Some of Swansea’s most senior politicians have toured a regeneration scheme set to be a new attraction for a leading Welsh business.
Swansea Council’s regeneration of the Hafod-Morfa Copperworks is well underway and will soon be handed over to drinks specialists Penderyn.
Restored buildings and new neighbouring structures delighted council cabinet members who were shown around.
The site is being revamped by Swansea firm John Weaver Contractors on behalf of Swansea Council.
Cabinet member Robert Francis-Davies said:
“It’s wonderful to see the roof almost finished on the remarkable powerhouse – it shows that significant progress is being made.
“This initiative is going to be a big boost for our work on regenerating this part of the Lower Swansea Valley.
“Much of the scaffolding around the iconic powerhouse building is gone so the scheme is clearly taking shape.
Cabinet member Elliott King said:
“Other parts of the Lower Swansea Valley were, only 60 years ago, a post-industrial wasteland. They’re now full of business, shopping and leisure opportunities for Swansea people – Penderyn will add to that.
“One of the distillery project’s main new features – a walkway between the Penderyn visitor centre and their barrel store – is well advanced and it’s good to see some of the external landscaping being crafted.
“We plan other attractions in the Lower Swansea Valle Area, including the Skyline adrenalin-fuelled visitor attraction, so these are exciting times.”
Work continues on the Hafod-Morfa Copperworks site that’s due to become a new visitor attraction for Penderyn Whisky next year.
The council scheme will bring new life to the historic site’s powerhouse and outbuildings. An on-site distillery will add to the company’s existing facilities.
The work has been made possible thanks to a £3.75m grant from The National Lottery Heritage Fund in Wales.
Council leader Rob Stewart said:
“We’re protecting our heritage for future generations and it’s great to see the restoration of this historic copperworks site leading the regeneration of the lower River Tawe corridor.
“Nearby heritage sites also being saved include two copperworks engine houses, the Palace Theatre building and the Albert Hall.”
Construction at the copperworks began in summer 2020. The council aims to hand over the site for Penderyn’s fit-out this year. The scheme is part of the city’s £1bn regeneration programme that will help see Swansea grow.
The Lower Swansea Valley became the world leading centre for copper smelting in the 18th century. The Hafod-Morfa Copperworks site is of international importance, becoming the world’s largest copperworks in the latter part of the 19th century and early 20th century.
The council secured the National Lottery Heritage Fund grant for the expansive Hafod-Morfa site’s transformation work, with additional works to other historical buildings in the vicinity supported by Welsh Government Regeneration funding.
The council worked with partners – including Penderyn and Swansea University – to create the National Lottery Heritage Fund bid.
The council made a series of policy commitments in June to deliver support – in the subsequent 100 days – to communities that will make a real difference to people’s lives.
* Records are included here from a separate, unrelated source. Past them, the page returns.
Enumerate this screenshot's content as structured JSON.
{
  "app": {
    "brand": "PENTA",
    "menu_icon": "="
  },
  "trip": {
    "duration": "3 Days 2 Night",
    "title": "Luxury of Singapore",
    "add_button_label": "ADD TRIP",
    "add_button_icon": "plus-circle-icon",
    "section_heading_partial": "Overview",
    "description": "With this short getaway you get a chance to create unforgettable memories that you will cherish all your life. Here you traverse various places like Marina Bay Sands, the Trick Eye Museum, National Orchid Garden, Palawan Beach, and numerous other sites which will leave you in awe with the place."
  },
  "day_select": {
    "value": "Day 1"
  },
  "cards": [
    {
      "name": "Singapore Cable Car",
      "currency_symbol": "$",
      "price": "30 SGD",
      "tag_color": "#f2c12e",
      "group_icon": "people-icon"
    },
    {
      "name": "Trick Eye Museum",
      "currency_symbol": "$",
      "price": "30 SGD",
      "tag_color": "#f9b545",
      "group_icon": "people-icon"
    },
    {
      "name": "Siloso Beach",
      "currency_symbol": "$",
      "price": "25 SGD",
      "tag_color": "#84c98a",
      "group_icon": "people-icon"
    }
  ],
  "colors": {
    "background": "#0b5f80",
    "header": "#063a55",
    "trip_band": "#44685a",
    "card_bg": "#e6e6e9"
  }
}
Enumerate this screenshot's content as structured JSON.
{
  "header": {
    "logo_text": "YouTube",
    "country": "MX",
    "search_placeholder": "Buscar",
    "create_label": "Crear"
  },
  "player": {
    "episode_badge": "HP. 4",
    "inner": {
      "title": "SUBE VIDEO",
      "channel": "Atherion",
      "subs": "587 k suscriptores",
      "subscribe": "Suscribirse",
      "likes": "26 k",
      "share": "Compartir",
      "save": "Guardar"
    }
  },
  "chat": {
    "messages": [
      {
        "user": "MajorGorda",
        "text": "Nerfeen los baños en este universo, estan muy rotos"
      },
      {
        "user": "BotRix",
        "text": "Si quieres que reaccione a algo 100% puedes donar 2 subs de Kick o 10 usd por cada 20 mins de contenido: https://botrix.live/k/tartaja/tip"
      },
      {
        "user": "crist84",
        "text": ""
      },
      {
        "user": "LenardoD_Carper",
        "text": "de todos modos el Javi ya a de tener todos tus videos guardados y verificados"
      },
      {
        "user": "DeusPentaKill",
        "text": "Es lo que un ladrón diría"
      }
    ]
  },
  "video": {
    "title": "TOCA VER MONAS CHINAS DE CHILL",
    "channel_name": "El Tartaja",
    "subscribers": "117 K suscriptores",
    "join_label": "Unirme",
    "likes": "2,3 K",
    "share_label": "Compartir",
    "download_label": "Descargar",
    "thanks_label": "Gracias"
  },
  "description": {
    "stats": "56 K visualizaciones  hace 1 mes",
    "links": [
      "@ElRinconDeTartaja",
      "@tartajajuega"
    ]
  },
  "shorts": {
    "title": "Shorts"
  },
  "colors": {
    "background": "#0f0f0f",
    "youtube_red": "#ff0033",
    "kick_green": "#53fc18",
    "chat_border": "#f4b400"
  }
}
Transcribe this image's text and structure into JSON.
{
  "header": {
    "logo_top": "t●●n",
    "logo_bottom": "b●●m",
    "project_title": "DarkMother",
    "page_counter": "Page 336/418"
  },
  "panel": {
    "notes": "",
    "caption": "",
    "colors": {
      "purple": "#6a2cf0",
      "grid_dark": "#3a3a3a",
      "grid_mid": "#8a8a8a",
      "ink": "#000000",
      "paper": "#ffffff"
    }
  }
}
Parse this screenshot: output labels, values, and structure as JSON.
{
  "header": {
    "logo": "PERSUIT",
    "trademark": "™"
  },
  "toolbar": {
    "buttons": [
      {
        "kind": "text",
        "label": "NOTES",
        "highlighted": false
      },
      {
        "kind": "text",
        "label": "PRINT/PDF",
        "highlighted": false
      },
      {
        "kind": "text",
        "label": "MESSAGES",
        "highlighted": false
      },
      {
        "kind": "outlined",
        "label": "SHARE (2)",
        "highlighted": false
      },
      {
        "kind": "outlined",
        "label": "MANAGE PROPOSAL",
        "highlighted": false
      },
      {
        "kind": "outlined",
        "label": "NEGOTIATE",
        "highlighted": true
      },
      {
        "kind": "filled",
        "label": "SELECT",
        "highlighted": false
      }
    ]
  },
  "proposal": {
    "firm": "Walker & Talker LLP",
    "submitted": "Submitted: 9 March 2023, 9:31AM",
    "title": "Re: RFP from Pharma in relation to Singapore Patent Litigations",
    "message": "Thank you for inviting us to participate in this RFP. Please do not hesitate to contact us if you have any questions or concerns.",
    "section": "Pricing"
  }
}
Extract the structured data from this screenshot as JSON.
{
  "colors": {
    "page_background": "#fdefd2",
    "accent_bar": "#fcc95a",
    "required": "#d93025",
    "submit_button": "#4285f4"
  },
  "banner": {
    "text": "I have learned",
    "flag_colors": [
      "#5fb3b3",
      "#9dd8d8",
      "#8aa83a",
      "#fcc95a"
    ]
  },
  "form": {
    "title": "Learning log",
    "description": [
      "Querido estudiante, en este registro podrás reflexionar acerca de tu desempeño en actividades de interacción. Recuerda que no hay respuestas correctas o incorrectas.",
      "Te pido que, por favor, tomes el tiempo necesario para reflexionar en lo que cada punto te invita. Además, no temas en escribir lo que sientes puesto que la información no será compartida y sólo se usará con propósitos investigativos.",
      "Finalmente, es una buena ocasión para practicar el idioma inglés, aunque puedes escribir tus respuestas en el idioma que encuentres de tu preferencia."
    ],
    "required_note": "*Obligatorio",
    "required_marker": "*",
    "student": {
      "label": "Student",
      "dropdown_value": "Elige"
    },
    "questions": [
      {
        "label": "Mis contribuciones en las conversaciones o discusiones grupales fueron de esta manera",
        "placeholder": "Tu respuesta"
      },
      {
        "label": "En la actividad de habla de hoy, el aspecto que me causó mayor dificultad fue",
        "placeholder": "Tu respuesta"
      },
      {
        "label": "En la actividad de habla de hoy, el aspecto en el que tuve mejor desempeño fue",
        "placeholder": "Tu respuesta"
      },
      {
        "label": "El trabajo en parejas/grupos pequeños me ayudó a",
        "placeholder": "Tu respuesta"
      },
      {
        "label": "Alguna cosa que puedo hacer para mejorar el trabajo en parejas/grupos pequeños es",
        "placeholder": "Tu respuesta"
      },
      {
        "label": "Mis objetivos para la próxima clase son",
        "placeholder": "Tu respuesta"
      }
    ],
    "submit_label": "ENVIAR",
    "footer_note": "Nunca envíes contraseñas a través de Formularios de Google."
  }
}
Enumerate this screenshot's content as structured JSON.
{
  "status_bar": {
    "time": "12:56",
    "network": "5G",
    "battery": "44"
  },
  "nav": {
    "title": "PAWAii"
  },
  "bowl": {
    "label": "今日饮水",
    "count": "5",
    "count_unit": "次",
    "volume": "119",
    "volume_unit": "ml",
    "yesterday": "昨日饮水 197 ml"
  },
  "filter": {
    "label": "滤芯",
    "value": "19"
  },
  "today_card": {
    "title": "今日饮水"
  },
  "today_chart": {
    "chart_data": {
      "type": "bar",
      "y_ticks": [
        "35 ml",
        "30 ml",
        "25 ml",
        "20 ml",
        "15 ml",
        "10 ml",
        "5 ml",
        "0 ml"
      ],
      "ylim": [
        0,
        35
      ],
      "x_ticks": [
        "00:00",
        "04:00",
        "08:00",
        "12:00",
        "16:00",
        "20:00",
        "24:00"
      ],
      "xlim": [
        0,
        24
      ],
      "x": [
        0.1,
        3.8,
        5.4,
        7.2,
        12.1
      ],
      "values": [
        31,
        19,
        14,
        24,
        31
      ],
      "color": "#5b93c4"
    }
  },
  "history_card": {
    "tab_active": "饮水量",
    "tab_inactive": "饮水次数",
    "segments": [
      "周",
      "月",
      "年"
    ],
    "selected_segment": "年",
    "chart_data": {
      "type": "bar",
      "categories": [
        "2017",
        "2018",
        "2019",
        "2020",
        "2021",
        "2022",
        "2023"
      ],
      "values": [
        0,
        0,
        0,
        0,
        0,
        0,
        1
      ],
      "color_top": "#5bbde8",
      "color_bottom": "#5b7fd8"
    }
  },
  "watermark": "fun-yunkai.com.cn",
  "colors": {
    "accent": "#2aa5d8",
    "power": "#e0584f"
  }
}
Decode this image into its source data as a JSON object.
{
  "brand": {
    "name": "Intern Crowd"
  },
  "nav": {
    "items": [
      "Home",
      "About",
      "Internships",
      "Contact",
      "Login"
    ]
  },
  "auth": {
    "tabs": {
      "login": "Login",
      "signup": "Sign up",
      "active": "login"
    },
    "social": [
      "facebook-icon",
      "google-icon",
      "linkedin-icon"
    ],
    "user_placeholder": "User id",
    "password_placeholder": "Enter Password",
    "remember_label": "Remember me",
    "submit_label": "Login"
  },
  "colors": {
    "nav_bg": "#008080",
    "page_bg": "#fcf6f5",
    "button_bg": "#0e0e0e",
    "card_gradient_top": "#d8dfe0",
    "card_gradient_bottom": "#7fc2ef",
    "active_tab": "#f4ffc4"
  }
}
Continuing to redevelop the copperworks site was one of those commitments.